For a long time, until about 30 years ago, the erhu has been more of a popular, folksy type of instrument as compared to one capable of great virtuosity. But it’s interesting that the Chinese have now developed a tremendous love and admiration for Western culture and music, and this has motivated them to begin learning Western musical instruments. And they have become extraordinary in their musical capacity, and students of music in the West can almost wonder at the degree of perfection that these Chinese have attained, especially with the violin. Now under this impulse, the erhu players have developed a tremendous degree of virtuosity, on two strings. You could almost say that a virtuoso erhu player can do almost what a violin can; and that is saying a lot.
CM: Considering the vast universe of music we have discussed here, what would be your summarizing comments?

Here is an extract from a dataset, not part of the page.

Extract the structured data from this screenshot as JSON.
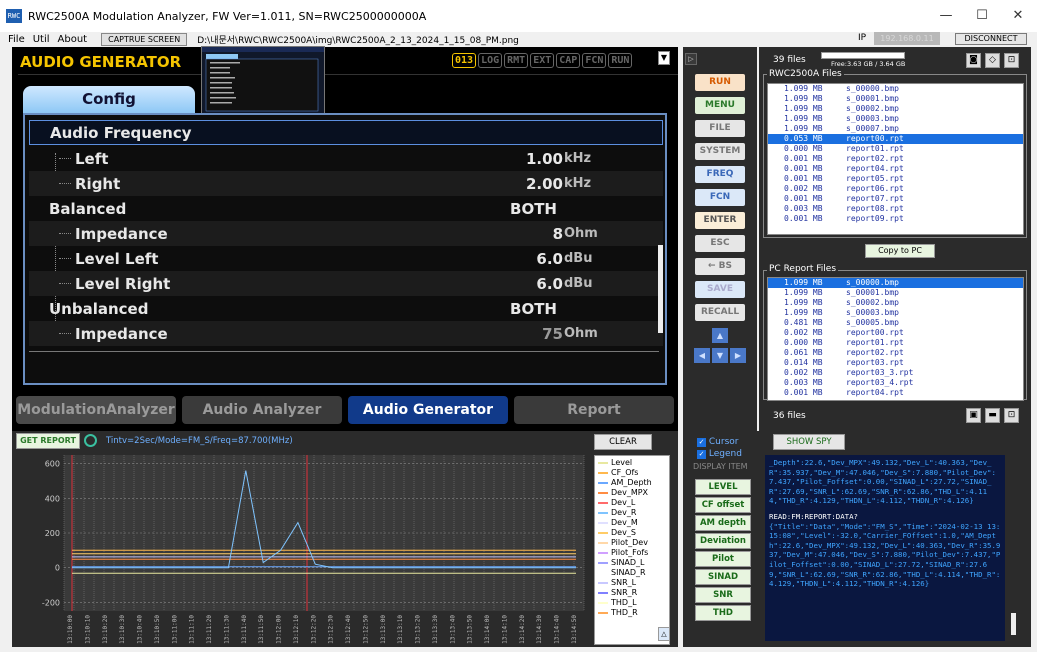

Philip Calder: Music has great importance for all of us. Most everyone is moved by music of some kind. Everything in our environment influences us in one way or another, so the arts, decoration, the way we talk, our clothes, and so forth, are all relevant. Music, as I have tried to show here, influences us very profoundly. It is hard to put your finger on why music affects us as it does. For that very reason, it seems absolutely essential that everyone begin analyzing the type of music they like, and to try and determine why they like it, because it is going to help them morally and spiritually. It takes a little time, because it is not a mathematical science.
To anyone who doesn’t know the great masterpieces of the past, the great music of Palestrina, down through the history of music before it started to go off base, we can say that a wonderful world awaits them. So, I would strongly encourage everyone to go deeper into music, and the understanding of the music they are hearing.
About Mr. Philip Calder
Born in Pittsfield, Massachusetts, Mr. Philip Calder already displayed great musical talent at age 7 when he began piano lessons. He completed his first composition at 11. And at 13 he became a favored pupil of internationally renowned composer and conductor, John Duffy, and soon joined the famous Tanglewood Music Festival.
“Philip was a child prodigy, my foremost student,” said Mr. Duffy.
At the Julius Hartt Conservatory of Music, Mr. Calder studied under piano master Leo Rewinski. Then he went on to study organ with Ernest Nichols, highly regarded disciple of the legendary Virgil Fox.
Composer of hundreds of works for solo piano, instrumental ensemble and orchestra, Mr. Calder has performed throughout the Western and Eastern Hemispheres as pianist, organist and conductor, including featured appearances at Carnegie Hall and with the Metropolitan Opera. Mr. Calder is one of the founding members of the American Society for the Defense of Tradition, Family and Property and currently teaches at the Calder Academy of Music.